In cases where workers allege they contracted Covid-19 through their workplace, they must provide a list of every place they went and every person they interacted with both inside and outside their home during the 14-day period before their onset of symptoms.
Previous GOP Bill: Contained similar language as the skinny bill.
House Heroes Bill: Democrats have opposed liability protections. Instead, they want to require new regulations from the Occupational Safety and Health Administration that would have employers create new plans to protect workers from exposure to Covid-19.
Liability protection for health care workers and facilities
GOP skinny bill: Would protect health care providers from coronavirus-related liability actions unless the plaintiffs can prove gross negligence or willful misconduct. Also, resource or staffing shortages would not be considered willful misconduct or gross negligence.

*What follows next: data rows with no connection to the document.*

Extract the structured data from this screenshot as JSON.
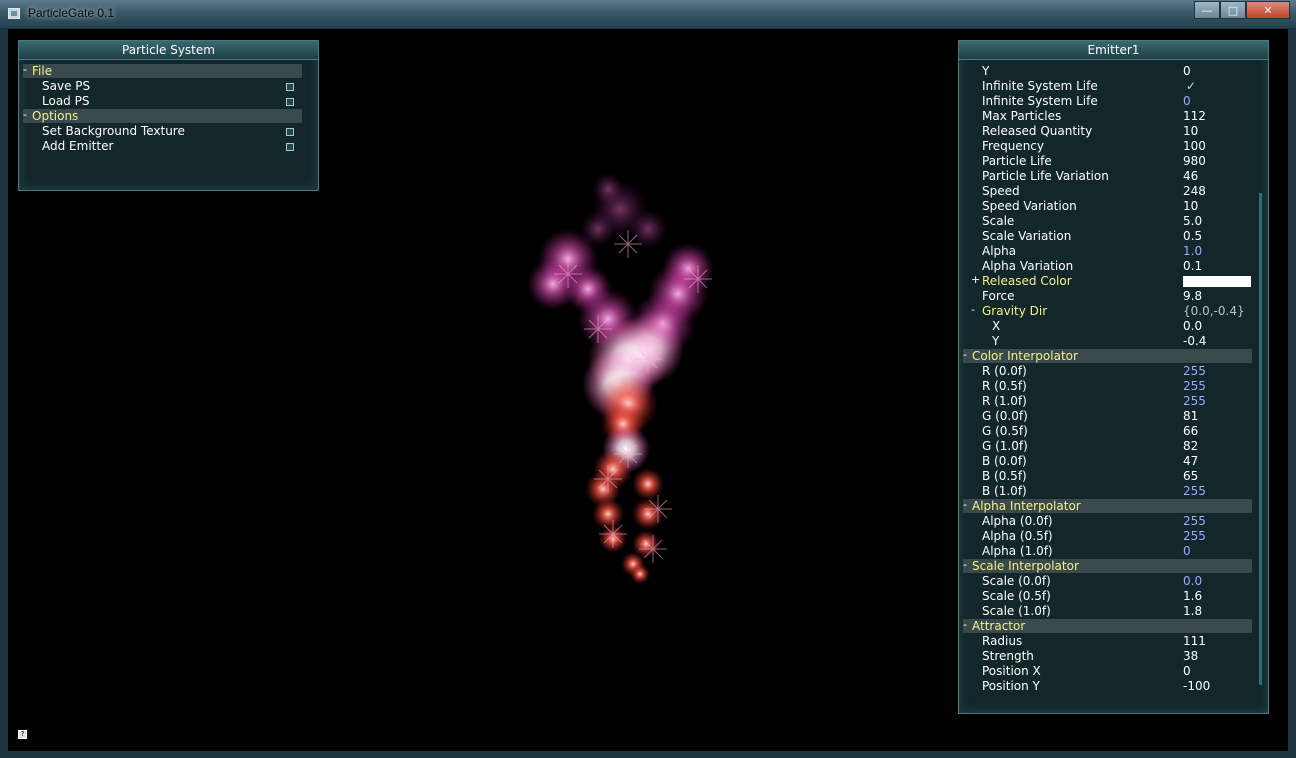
{
  "window": {
    "title": "ParticleGate 0.1",
    "min_label": "—",
    "max_label": "□",
    "close_label": "✕"
  },
  "particle_panel": {
    "title": "Particle System",
    "sections": [
      {
        "label": "File",
        "sign": "-",
        "items": [
          "Save PS",
          "Load PS"
        ]
      },
      {
        "label": "Options",
        "sign": "-",
        "items": [
          "Set Background Texture",
          "Add Emitter"
        ]
      }
    ]
  },
  "emitter_panel": {
    "title": "Emitter1",
    "rows": [
      {
        "label": "Y",
        "value": "0"
      },
      {
        "label": "Infinite System Life",
        "value": "✓",
        "checked": true
      },
      {
        "label": "Infinite System Life",
        "value": "0",
        "color": "blue"
      },
      {
        "label": "Max Particles",
        "value": "112"
      },
      {
        "label": "Released Quantity",
        "value": "10"
      },
      {
        "label": "Frequency",
        "value": "100"
      },
      {
        "label": "Particle Life",
        "value": "980"
      },
      {
        "label": "Particle Life Variation",
        "value": "46"
      },
      {
        "label": "Speed",
        "value": "248"
      },
      {
        "label": "Speed Variation",
        "value": "10"
      },
      {
        "label": "Scale",
        "value": "5.0"
      },
      {
        "label": "Scale Variation",
        "value": "0.5"
      },
      {
        "label": "Alpha",
        "value": "1.0",
        "color": "blue"
      },
      {
        "label": "Alpha Variation",
        "value": "0.1"
      },
      {
        "label": "Released Color",
        "sign": "+",
        "value": "",
        "swatch": "#ffffff",
        "highlight": true
      },
      {
        "label": "Force",
        "value": "9.8"
      },
      {
        "label": "Gravity Dir",
        "sign": "-",
        "value": "{0.0,-0.4}",
        "highlight": true,
        "color": "gray"
      },
      {
        "label": "X",
        "value": "0.0",
        "sub": true
      },
      {
        "label": "Y",
        "value": "-0.4",
        "sub": true
      },
      {
        "label": "Color Interpolator",
        "sign": "-",
        "section": true
      },
      {
        "label": "R (0.0f)",
        "value": "255",
        "color": "blue"
      },
      {
        "label": "R (0.5f)",
        "value": "255",
        "color": "blue"
      },
      {
        "label": "R (1.0f)",
        "value": "255",
        "color": "blue"
      },
      {
        "label": "G (0.0f)",
        "value": "81"
      },
      {
        "label": "G (0.5f)",
        "value": "66"
      },
      {
        "label": "G (1.0f)",
        "value": "82"
      },
      {
        "label": "B (0.0f)",
        "value": "47"
      },
      {
        "label": "B (0.5f)",
        "value": "65"
      },
      {
        "label": "B (1.0f)",
        "value": "255",
        "color": "blue"
      },
      {
        "label": "Alpha Interpolator",
        "sign": "-",
        "section": true
      },
      {
        "label": "Alpha (0.0f)",
        "value": "255",
        "color": "blue"
      },
      {
        "label": "Alpha (0.5f)",
        "value": "255",
        "color": "blue"
      },
      {
        "label": "Alpha (1.0f)",
        "value": "0",
        "color": "blue"
      },
      {
        "label": "Scale Interpolator",
        "sign": "-",
        "section": true
      },
      {
        "label": "Scale (0.0f)",
        "value": "0.0",
        "color": "blue"
      },
      {
        "label": "Scale (0.5f)",
        "value": "1.6"
      },
      {
        "label": "Scale (1.0f)",
        "value": "1.8"
      },
      {
        "label": "Attractor",
        "sign": "-",
        "section": true
      },
      {
        "label": "Radius",
        "value": "111"
      },
      {
        "label": "Strength",
        "value": "38"
      },
      {
        "label": "Position X",
        "value": "0"
      },
      {
        "label": "Position Y",
        "value": "-100"
      }
    ]
  },
  "colors": {
    "section_label": "#f3f08a",
    "value_blue": "#9ba8ff",
    "particle_core": "#ffffff",
    "particle_pink": "#ff5fd0",
    "particle_red": "#ff4a4a"
  },
  "icons": {
    "status": "help-icon",
    "checkmark": "checkmark-icon"
  }
}
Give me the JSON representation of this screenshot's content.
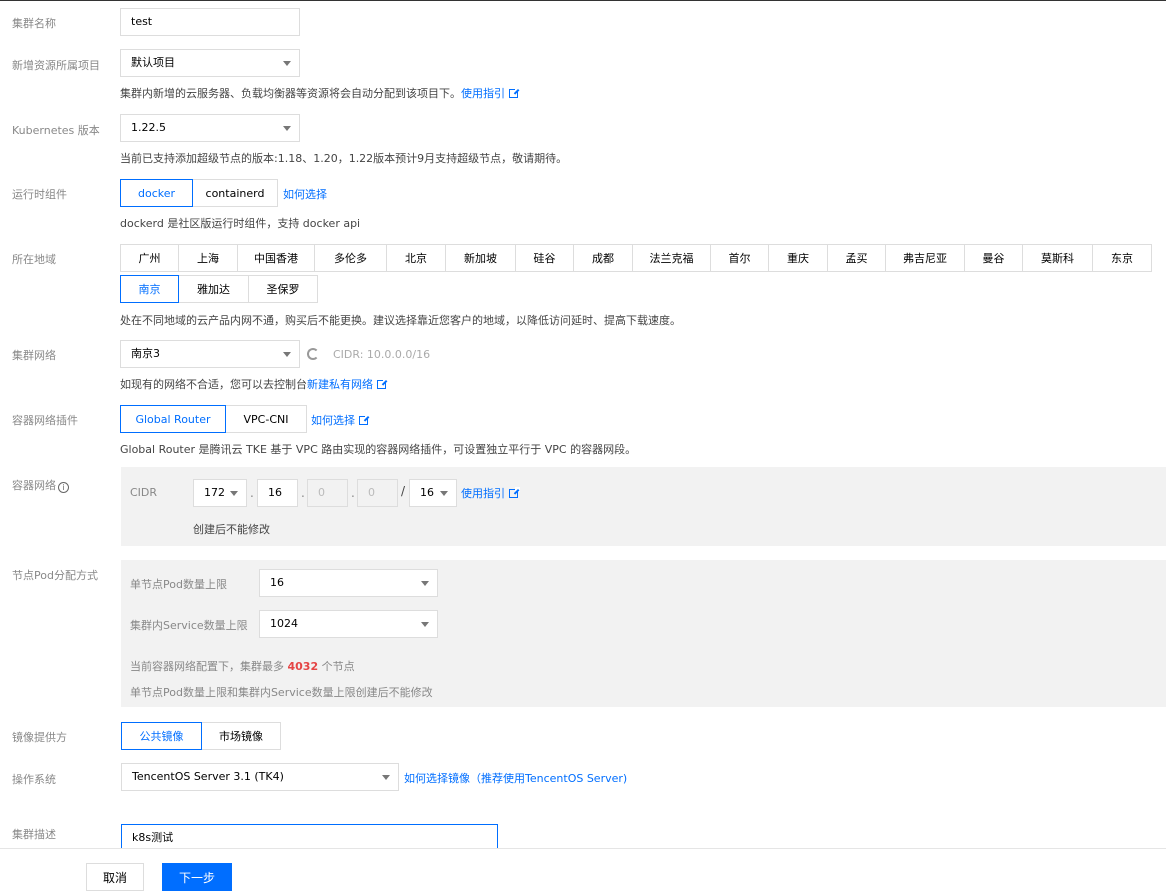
{
  "cluster_name": {
    "label": "集群名称",
    "value": "test"
  },
  "project": {
    "label": "新增资源所属项目",
    "value": "默认项目",
    "help": "集群内新增的云服务器、负载均衡器等资源将会自动分配到该项目下。",
    "help_link": "使用指引"
  },
  "k8s_version": {
    "label": "Kubernetes 版本",
    "value": "1.22.5",
    "help": "当前已支持添加超级节点的版本:1.18、1.20，1.22版本预计9月支持超级节点，敬请期待。"
  },
  "runtime": {
    "label": "运行时组件",
    "options": [
      "docker",
      "containerd"
    ],
    "selected": "docker",
    "link": "如何选择",
    "help": "dockerd 是社区版运行时组件，支持 docker api"
  },
  "region": {
    "label": "所在地域",
    "row1": [
      "广州",
      "上海",
      "中国香港",
      "多伦多",
      "北京",
      "新加坡",
      "硅谷",
      "成都",
      "法兰克福",
      "首尔",
      "重庆",
      "孟买",
      "弗吉尼亚",
      "曼谷",
      "莫斯科",
      "东京"
    ],
    "row2": [
      "南京",
      "雅加达",
      "圣保罗"
    ],
    "selected": "南京",
    "help": "处在不同地域的云产品内网不通，购买后不能更换。建议选择靠近您客户的地域，以降低访问延时、提高下载速度。"
  },
  "cluster_network": {
    "label": "集群网络",
    "value": "南京3",
    "cidr": "CIDR: 10.0.0.0/16",
    "help_prefix": "如现有的网络不合适，您可以去控制台",
    "help_link": "新建私有网络"
  },
  "network_plugin": {
    "label": "容器网络插件",
    "options": [
      "Global Router",
      "VPC-CNI"
    ],
    "selected": "Global Router",
    "link": "如何选择",
    "help": "Global Router 是腾讯云 TKE 基于 VPC 路由实现的容器网络插件，可设置独立平行于 VPC 的容器网段。"
  },
  "container_network": {
    "label": "容器网络",
    "info_icon": "i",
    "cidr_label": "CIDR",
    "octet1": "172",
    "octet2": "16",
    "octet3": "0",
    "octet4": "0",
    "dot": ".",
    "slash": "/",
    "mask": "16",
    "link": "使用指引",
    "note": "创建后不能修改"
  },
  "pod_alloc": {
    "label": "节点Pod分配方式",
    "pod_limit_label": "单节点Pod数量上限",
    "pod_limit_value": "16",
    "svc_limit_label": "集群内Service数量上限",
    "svc_limit_value": "1024",
    "note_prefix": "当前容器网络配置下，集群最多",
    "note_count": "4032",
    "note_suffix": "个节点",
    "note2": "单节点Pod数量上限和集群内Service数量上限创建后不能修改"
  },
  "image_provider": {
    "label": "镜像提供方",
    "options": [
      "公共镜像",
      "市场镜像"
    ],
    "selected": "公共镜像"
  },
  "os": {
    "label": "操作系统",
    "value": "TencentOS Server 3.1 (TK4)",
    "link": "如何选择镜像（推荐使用TencentOS Server)"
  },
  "description": {
    "label": "集群描述",
    "value": "k8s测试"
  },
  "footer": {
    "cancel": "取消",
    "next": "下一步"
  },
  "colors": {
    "accent": "#006eff",
    "danger": "#e54545",
    "panel": "#f2f2f2"
  }
}
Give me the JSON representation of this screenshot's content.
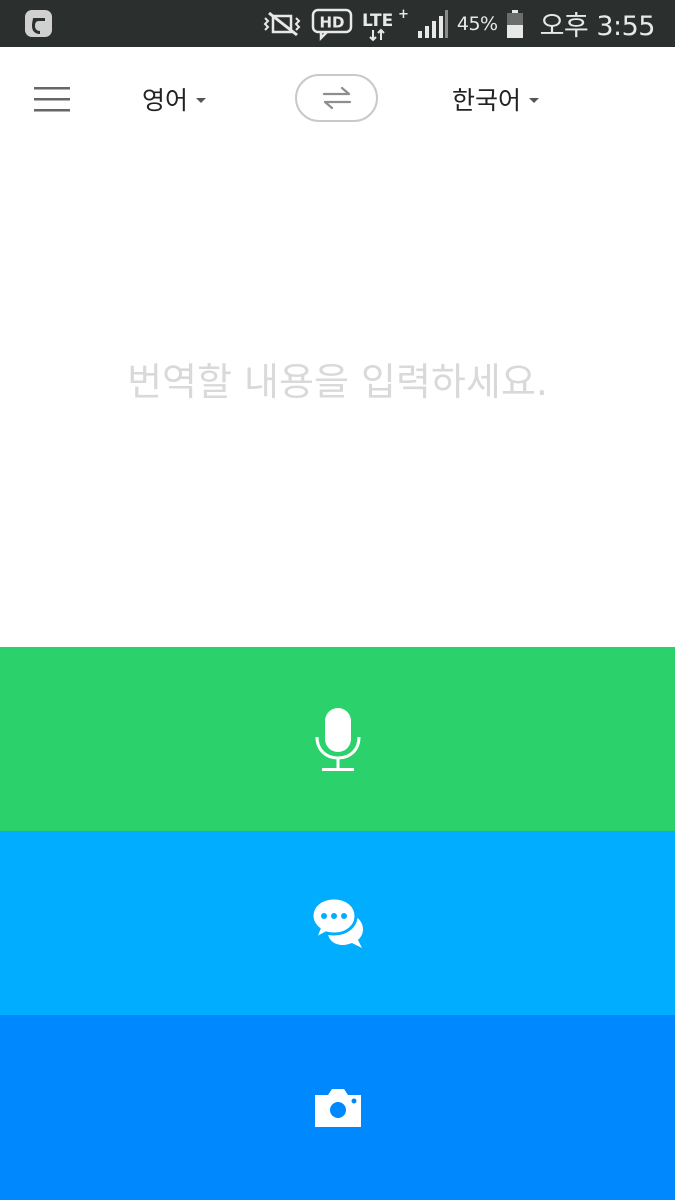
{
  "status_bar": {
    "battery_percent": "45%",
    "time": "오후 3:55",
    "network": "LTE+",
    "icons": [
      "app-icon",
      "vibrate-icon",
      "hd-icon",
      "lte-icon",
      "signal-icon",
      "battery-icon"
    ]
  },
  "toolbar": {
    "menu_icon": "hamburger-menu-icon",
    "source_language": "영어",
    "target_language": "한국어",
    "swap_icon": "swap-arrows-icon"
  },
  "input": {
    "placeholder": "번역할 내용을 입력하세요."
  },
  "actions": [
    {
      "name": "voice",
      "icon": "microphone-icon",
      "color": "#2bd16b"
    },
    {
      "name": "conversation",
      "icon": "chat-bubbles-icon",
      "color": "#00adff"
    },
    {
      "name": "camera",
      "icon": "camera-icon",
      "color": "#0088ff"
    }
  ],
  "colors": {
    "status_bar": "#2b2f2e",
    "placeholder": "#d9d9d9",
    "voice": "#2bd16b",
    "conversation": "#00adff",
    "camera": "#0088ff"
  }
}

Original GOP bill: Contains similar language as the skinny bill.
House Heroes Bill: Does not contain any liability protections for health care providers.
What’s missing: Stimulus checks
GOP skinny bill: Does not include money for a second round of direct stimulus checks to Americans.
Previous GOP bill: Includes money for a second round of direct stimulus payments worth up to $1,200 for individuals and $2,400 for families. It would send an additional $500 per dependent, regardless of their age. The first round excluded dependents who were older than 17.
The size of the payments would again scale down – starting with individuals who earn more than $75,000 a year and married couples who earn more than $150,000 – and phase out all-together for higher income individuals.
House Heroes Act: Would provide for a second round of stimulus payments that would be more generous than the first. It calls for $1,200 per family member, and maxes out at $6,000 per household.
The size of the payments would again scale down – starting with individuals who earn more than $75,000 a year and married couples who earn more than $150,00 – and phase out all-together for higher income individuals.
What’s missing: Additional state aid
Previous GOP Bill: Would not provide more funding but would increase the time window and flexibility for states to utilize the initial $150 billion in funding to cover revenue shortfalls. Currently, those funds can only be used for coronavirus-related expenses.
Both state and local governments have been pressing Congress for months to send them more money to avoid massive spending cuts and layoffs.
GOP Skinny Bill: Would not provide additional assistance to state and local governments, even though they have been pressing lawmakers for months to send them more money to avoid massive spending cuts and layoffs. The skinny bill does extend the time that state and local governments can use the $150 billion Coronavirus Relief Fund money provided in the coronavirus package Congress passed in late March. The new date is September 30, 2021.
House Heroes Act: Would provide $500 billion to states and $375 billion to local governments, which can be used to replace lost tax revenue and shore up their budgets amid the pandemic.